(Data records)
*** Begin section ***
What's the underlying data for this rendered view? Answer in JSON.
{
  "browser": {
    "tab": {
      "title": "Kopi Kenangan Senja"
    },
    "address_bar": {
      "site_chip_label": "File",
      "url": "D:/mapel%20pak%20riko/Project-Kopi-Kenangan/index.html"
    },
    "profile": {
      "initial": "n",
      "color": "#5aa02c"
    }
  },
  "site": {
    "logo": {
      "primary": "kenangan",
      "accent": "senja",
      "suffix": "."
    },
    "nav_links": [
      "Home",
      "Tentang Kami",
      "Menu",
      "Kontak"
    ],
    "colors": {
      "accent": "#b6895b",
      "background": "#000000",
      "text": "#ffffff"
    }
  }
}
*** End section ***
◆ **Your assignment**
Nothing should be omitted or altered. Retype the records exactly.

◆ **The completed task**
What's the underlying data for this rendered view? Answer in JSON.
{
  "browser": {
    "tab": {
      "title": "Kopi Kenangan Senja"
    },
    "address_bar": {
      "site_chip_label": "File",
      "url": "D:/mapel%20pak%20riko/Project-Kopi-Kenangan/index.html"
    },
    "profile": {
      "initial": "n",
      "color": "#5aa02c"
    }
  },
  "site": {
    "logo": {
      "primary": "kenangan",
      "accent": "senja",
      "suffix": "."
    },
    "nav_links": [
      "Home",
      "Tentang Kami",
      "Menu",
      "Kontak"
    ],
    "colors": {
      "accent": "#b6895b",
      "background": "#000000",
      "text": "#ffffff"
    }
  }
}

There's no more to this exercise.